◆ Description of the task:
Which lines of the records hold the string "JSON"? Report only how many of them there are.

Stored data:
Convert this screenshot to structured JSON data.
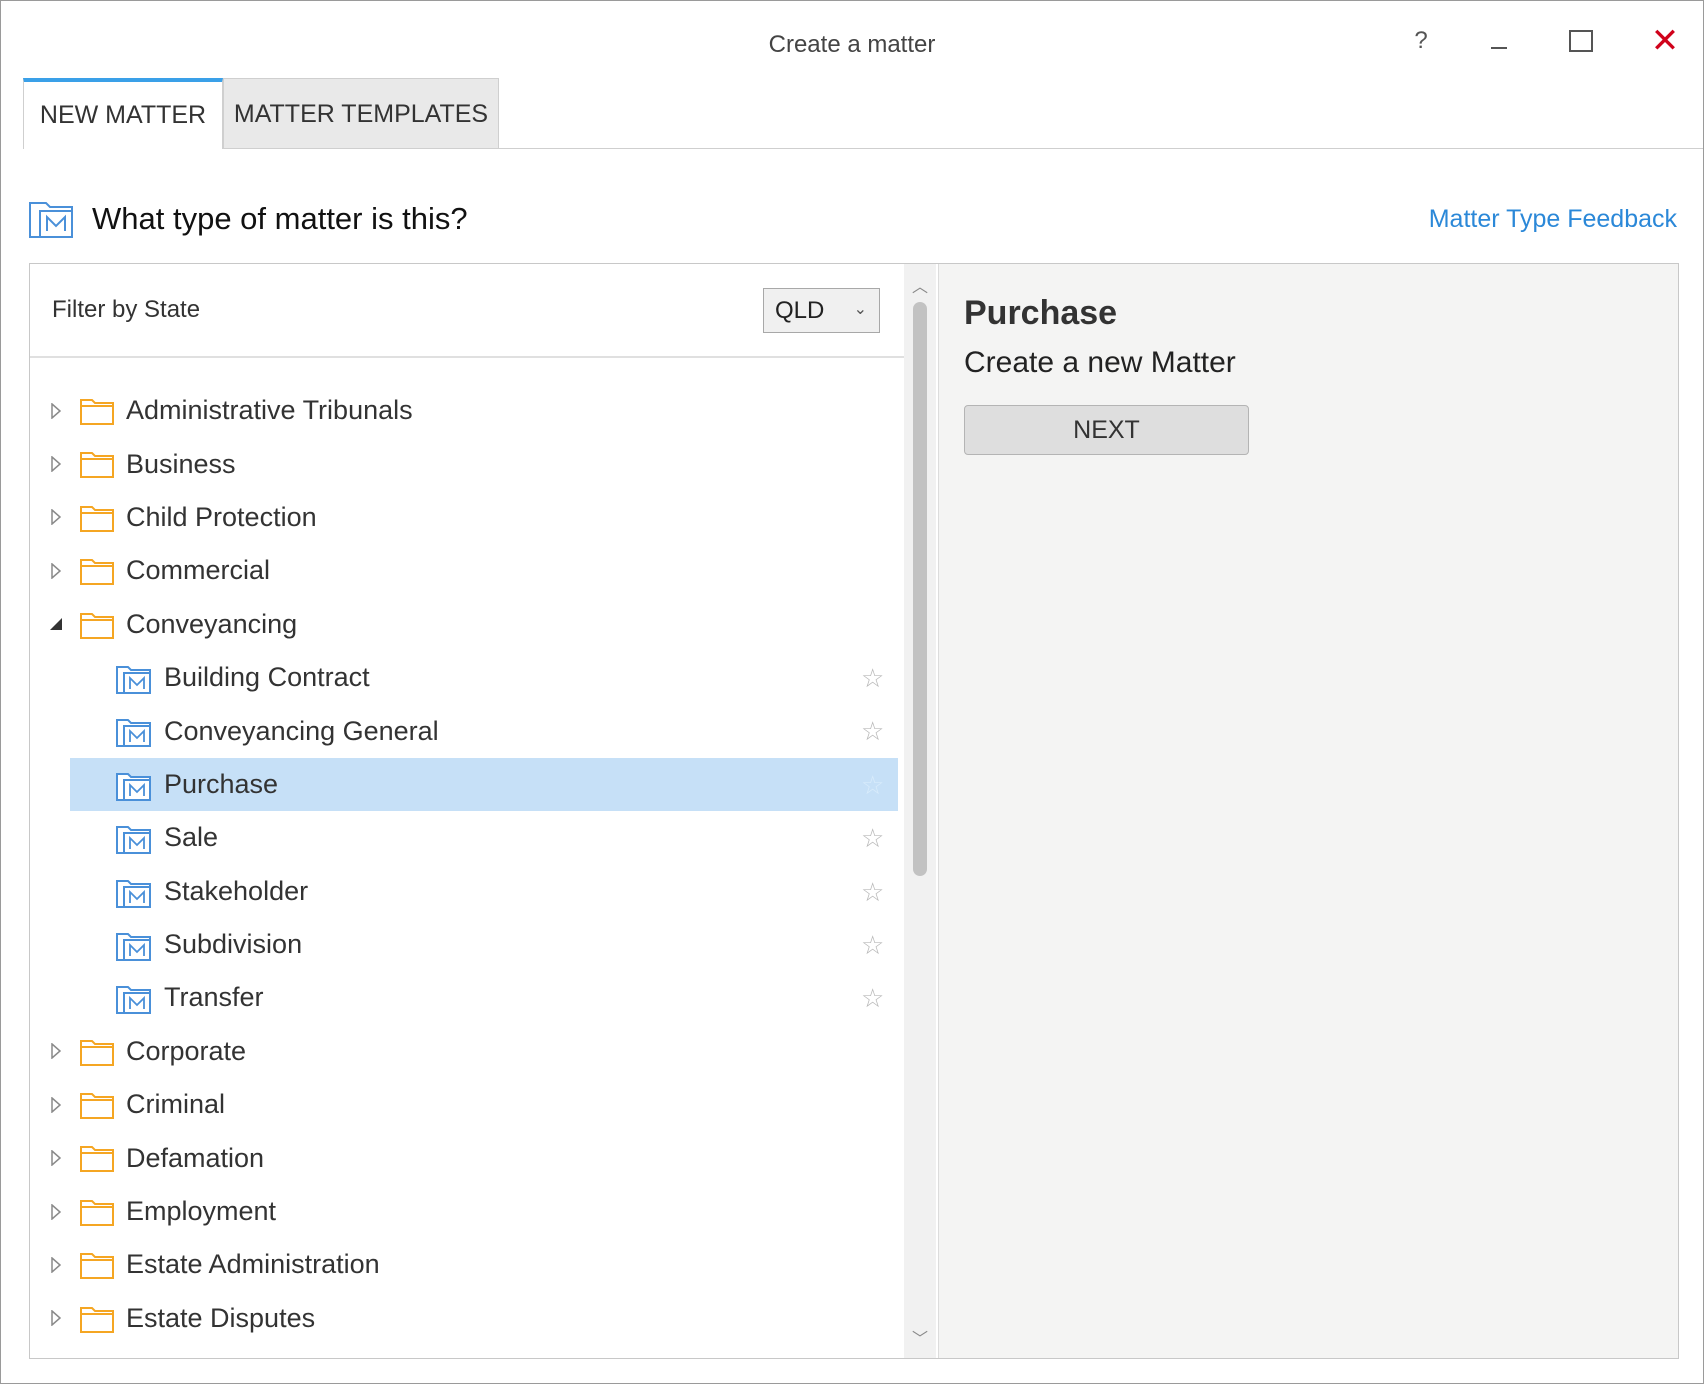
{
  "window": {
    "title": "Create a matter",
    "help_label": "?",
    "close_label": "✕"
  },
  "tabs": [
    {
      "label": "NEW MATTER",
      "active": true
    },
    {
      "label": "MATTER TEMPLATES",
      "active": false
    }
  ],
  "header": {
    "question": "What type of matter is this?",
    "feedback_link": "Matter Type Feedback"
  },
  "filter": {
    "label": "Filter by State",
    "state_value": "QLD"
  },
  "tree": {
    "top_items": [
      "Administrative Tribunals",
      "Business",
      "Child Protection",
      "Commercial",
      "Conveyancing",
      "Corporate",
      "Criminal",
      "Defamation",
      "Employment",
      "Estate Administration",
      "Estate Disputes"
    ],
    "expanded_item": "Conveyancing",
    "conveyancing_children": [
      "Building Contract",
      "Conveyancing General",
      "Purchase",
      "Sale",
      "Stakeholder",
      "Subdivision",
      "Transfer"
    ],
    "selected_child": "Purchase"
  },
  "detail": {
    "title": "Purchase",
    "subtitle": "Create a new Matter",
    "next_label": "NEXT"
  },
  "colors": {
    "accent": "#3aa0e8",
    "link": "#2b88d8",
    "selection": "#c6e0f7",
    "folder": "#f5a623",
    "matter_icon": "#4a90d9",
    "close": "#d0021b"
  }
}
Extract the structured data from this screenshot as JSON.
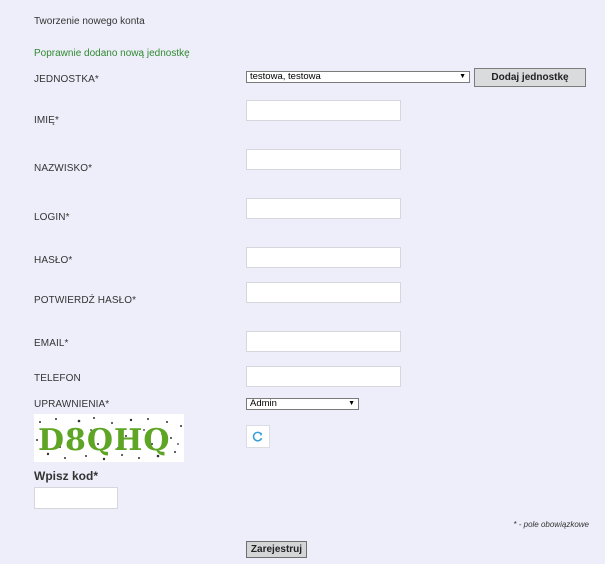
{
  "page": {
    "title": "Tworzenie nowego konta",
    "success_message": "Poprawnie dodano nową jednostkę"
  },
  "form": {
    "unit": {
      "label": "JEDNOSTKA*",
      "selected": "testowa, testowa",
      "add_button": "Dodaj jednostkę"
    },
    "first_name": {
      "label": "IMIĘ*",
      "value": ""
    },
    "last_name": {
      "label": "NAZWISKO*",
      "value": ""
    },
    "login": {
      "label": "LOGIN*",
      "value": ""
    },
    "password": {
      "label": "HASŁO*",
      "value": ""
    },
    "confirm_password": {
      "label": "POTWIERDŹ HASŁO*",
      "value": ""
    },
    "email": {
      "label": "EMAIL*",
      "value": ""
    },
    "phone": {
      "label": "TELEFON",
      "value": ""
    },
    "permissions": {
      "label": "UPRAWNIENIA*",
      "selected": "Admin"
    },
    "captcha": {
      "text": "D8QHQ",
      "code_label": "Wpisz kod*",
      "value": ""
    },
    "required_note": "* - pole obowiązkowe",
    "submit_button": "Zarejestruj"
  },
  "icons": {
    "refresh": "refresh-icon",
    "dropdown": "caret-down-icon"
  },
  "colors": {
    "background": "#eeeefb",
    "success": "#2f8a2f",
    "captcha_text": "#5fa525"
  }
}
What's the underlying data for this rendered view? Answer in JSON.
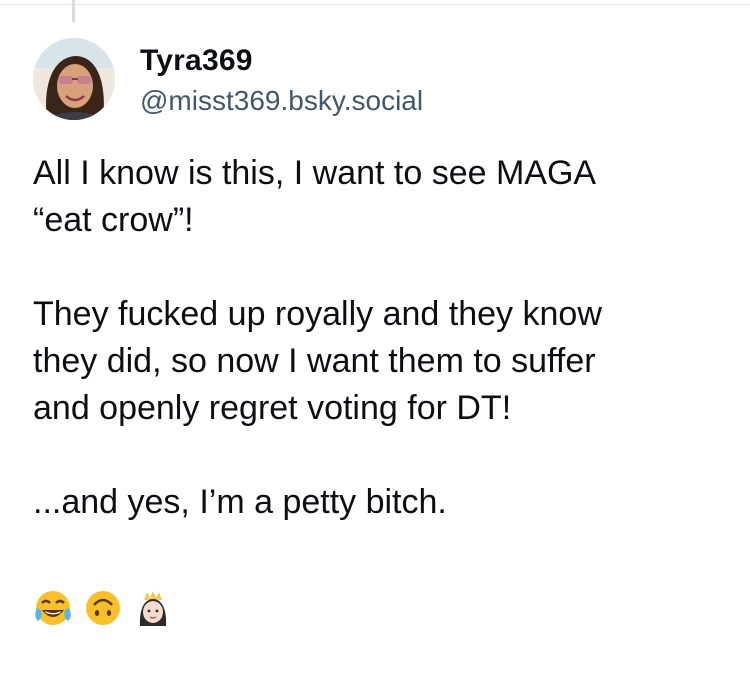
{
  "post": {
    "author": {
      "display_name": "Tyra369",
      "handle": "@misst369.bsky.social",
      "avatar_icon": "profile-photo"
    },
    "paragraphs": [
      "All I know is this, I want to see MAGA\n“eat crow”!",
      "They fucked up royally and they know\nthey did, so now I want them to suffer\nand openly regret voting for DT!",
      "...and yes, I’m a petty bitch."
    ],
    "emojis": [
      "face-with-tears-of-joy",
      "upside-down-face",
      "princess"
    ]
  }
}
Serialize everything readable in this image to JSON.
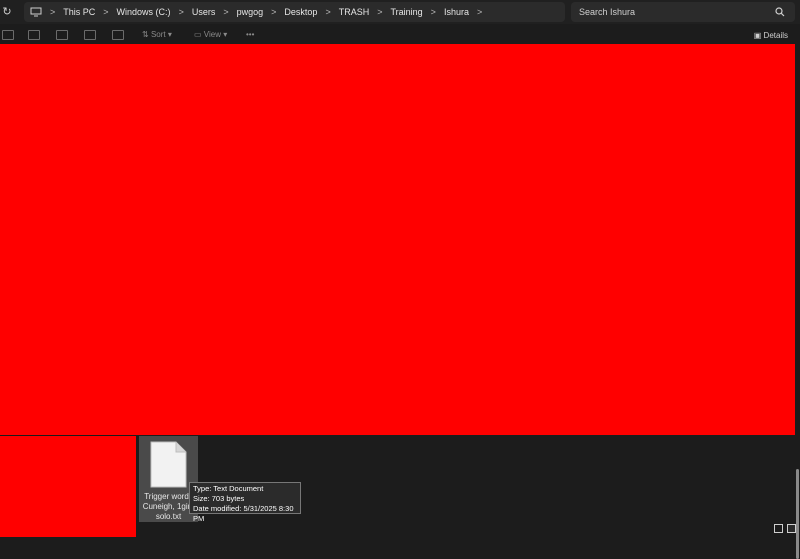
{
  "address_bar": {
    "refresh_icon": "refresh-icon",
    "crumbs": [
      "This PC",
      "Windows (C:)",
      "Users",
      "pwgog",
      "Desktop",
      "TRASH",
      "Training",
      "Ishura"
    ]
  },
  "search": {
    "placeholder": "Search Ishura",
    "icon": "search-icon"
  },
  "toolbar": {
    "sort_label": "Sort",
    "view_label": "View",
    "more_label": "•••",
    "details_label": "Details"
  },
  "file": {
    "name_line1": "Trigger words",
    "name_line2": "Cuneigh, 1girl,",
    "name_line3": "solo.txt"
  },
  "tooltip": {
    "type": "Type: Text Document",
    "size": "Size: 703 bytes",
    "modified": "Date modified: 5/31/2025 8:30 PM"
  },
  "colors": {
    "redaction": "#ff0000",
    "background": "#1c1c1c",
    "selection": "#4a4a4a"
  }
}
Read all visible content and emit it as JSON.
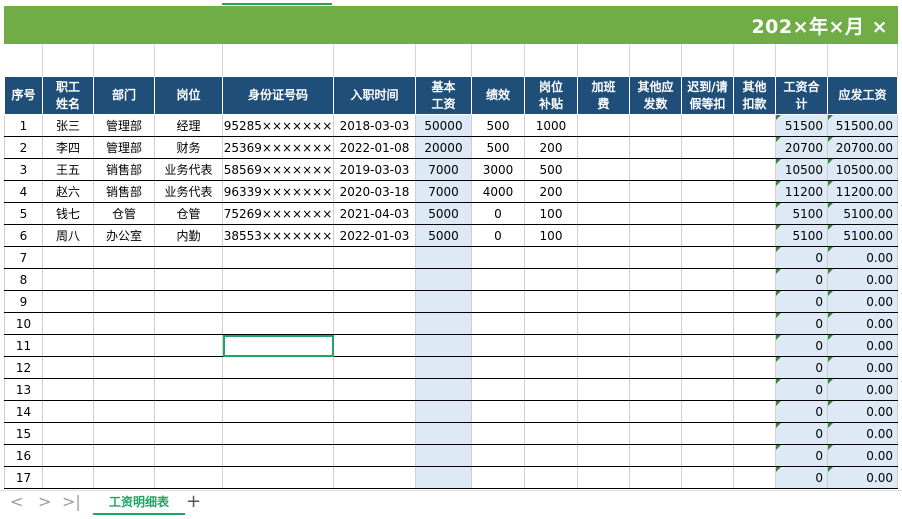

◆ Solution:
5